Clearly there are compression fractures of the L2 and L3 superior endplates. The sclerotic lines in the upper portion of the vertebral bodies are due to compressed bone. The upper part of the posterior cortices is also buckled to the spinal canal. If you want to use the Thoraco-Lumbar Injury Classification and Severity (TLICS) terminology, you may call the morphology of this fracture as “burst” but there are more findings to consider. In particular, the interspinous distance at L1-L2 appears increased compared to the remaining interspinous distances, a finding that should raise suspicious (but is not definitive for) injury to the posterior ligamentous complex.
Image A (Sagittal image through patient’s right) shows a horizontally oriented fracture through the posterior elements at L2 on the right side. Image B on the other hand shows fractures of the left superior articular process of L2 with mild widening of the left L1-L2 facet joint compared to the right. Based on these additional fracture, one can make the case that the fracture is best described as a distraction pattern or “Chance” fracture. Regardless, these additional fractures make an injury to the posterior ligamentous complex much more likely and so an MRI is warranted to assess the ligaments.

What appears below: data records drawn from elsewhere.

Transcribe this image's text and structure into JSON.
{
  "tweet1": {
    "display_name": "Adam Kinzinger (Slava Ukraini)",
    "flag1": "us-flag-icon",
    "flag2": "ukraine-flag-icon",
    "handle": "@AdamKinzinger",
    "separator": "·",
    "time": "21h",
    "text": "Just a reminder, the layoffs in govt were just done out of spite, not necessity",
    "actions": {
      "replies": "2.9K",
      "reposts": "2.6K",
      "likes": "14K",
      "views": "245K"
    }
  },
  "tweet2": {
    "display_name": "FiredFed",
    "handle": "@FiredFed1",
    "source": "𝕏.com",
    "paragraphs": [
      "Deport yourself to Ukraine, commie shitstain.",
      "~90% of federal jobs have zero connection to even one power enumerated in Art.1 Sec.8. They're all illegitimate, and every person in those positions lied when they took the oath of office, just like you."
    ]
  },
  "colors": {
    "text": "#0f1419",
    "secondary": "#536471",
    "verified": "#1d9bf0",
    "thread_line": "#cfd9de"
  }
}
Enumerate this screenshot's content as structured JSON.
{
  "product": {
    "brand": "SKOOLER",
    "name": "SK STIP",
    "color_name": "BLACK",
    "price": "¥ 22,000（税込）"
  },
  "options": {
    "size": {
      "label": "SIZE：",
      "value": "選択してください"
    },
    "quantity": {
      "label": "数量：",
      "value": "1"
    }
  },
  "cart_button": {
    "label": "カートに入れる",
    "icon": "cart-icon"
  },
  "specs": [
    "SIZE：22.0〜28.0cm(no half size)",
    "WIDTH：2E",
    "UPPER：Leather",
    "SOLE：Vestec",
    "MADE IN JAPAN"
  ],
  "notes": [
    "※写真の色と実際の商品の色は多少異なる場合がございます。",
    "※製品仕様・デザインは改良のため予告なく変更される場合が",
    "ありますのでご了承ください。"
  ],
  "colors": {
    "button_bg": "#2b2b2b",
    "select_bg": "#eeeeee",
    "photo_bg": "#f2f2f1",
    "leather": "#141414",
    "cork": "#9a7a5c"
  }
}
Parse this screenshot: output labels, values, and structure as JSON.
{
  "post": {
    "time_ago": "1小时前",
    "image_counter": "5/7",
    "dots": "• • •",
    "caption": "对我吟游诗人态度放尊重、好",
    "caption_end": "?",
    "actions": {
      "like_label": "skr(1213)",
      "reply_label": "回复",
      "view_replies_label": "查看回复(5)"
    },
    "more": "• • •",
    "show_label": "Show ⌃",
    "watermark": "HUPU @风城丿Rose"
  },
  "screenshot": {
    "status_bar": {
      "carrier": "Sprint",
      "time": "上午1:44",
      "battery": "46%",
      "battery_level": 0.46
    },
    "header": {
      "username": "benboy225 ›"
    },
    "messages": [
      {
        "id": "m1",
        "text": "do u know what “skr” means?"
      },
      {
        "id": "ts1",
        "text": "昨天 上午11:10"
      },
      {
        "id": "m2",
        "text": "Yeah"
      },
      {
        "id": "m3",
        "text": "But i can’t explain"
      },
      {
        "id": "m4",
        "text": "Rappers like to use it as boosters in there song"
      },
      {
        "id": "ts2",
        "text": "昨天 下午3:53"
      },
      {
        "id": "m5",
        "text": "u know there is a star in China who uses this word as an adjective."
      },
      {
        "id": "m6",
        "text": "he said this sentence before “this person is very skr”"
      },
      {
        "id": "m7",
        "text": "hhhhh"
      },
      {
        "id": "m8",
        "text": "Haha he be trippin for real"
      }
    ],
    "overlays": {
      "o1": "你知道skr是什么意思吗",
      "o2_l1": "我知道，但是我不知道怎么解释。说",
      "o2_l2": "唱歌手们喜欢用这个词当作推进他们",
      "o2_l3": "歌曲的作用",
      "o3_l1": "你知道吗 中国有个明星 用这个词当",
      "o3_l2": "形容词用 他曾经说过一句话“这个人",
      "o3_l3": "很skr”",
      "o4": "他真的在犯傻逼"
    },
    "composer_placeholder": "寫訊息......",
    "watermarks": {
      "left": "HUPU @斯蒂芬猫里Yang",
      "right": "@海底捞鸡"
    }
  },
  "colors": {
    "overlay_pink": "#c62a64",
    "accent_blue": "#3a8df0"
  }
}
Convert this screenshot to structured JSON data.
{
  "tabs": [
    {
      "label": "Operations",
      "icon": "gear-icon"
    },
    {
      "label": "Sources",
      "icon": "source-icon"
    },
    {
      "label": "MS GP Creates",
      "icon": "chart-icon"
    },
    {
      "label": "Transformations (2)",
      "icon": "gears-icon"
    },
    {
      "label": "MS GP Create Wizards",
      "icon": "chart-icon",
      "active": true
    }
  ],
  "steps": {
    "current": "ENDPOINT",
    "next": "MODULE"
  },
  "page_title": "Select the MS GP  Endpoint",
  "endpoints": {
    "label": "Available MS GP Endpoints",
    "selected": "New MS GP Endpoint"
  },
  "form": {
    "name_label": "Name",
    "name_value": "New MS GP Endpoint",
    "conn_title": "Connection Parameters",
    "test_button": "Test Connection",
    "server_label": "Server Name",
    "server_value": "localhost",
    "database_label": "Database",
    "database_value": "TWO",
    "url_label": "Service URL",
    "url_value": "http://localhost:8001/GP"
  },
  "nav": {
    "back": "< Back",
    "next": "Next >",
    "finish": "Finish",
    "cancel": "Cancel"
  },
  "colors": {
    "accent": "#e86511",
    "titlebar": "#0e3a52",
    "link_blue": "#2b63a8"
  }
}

The L2 left transverse process is also fractured but it’s not of much concern!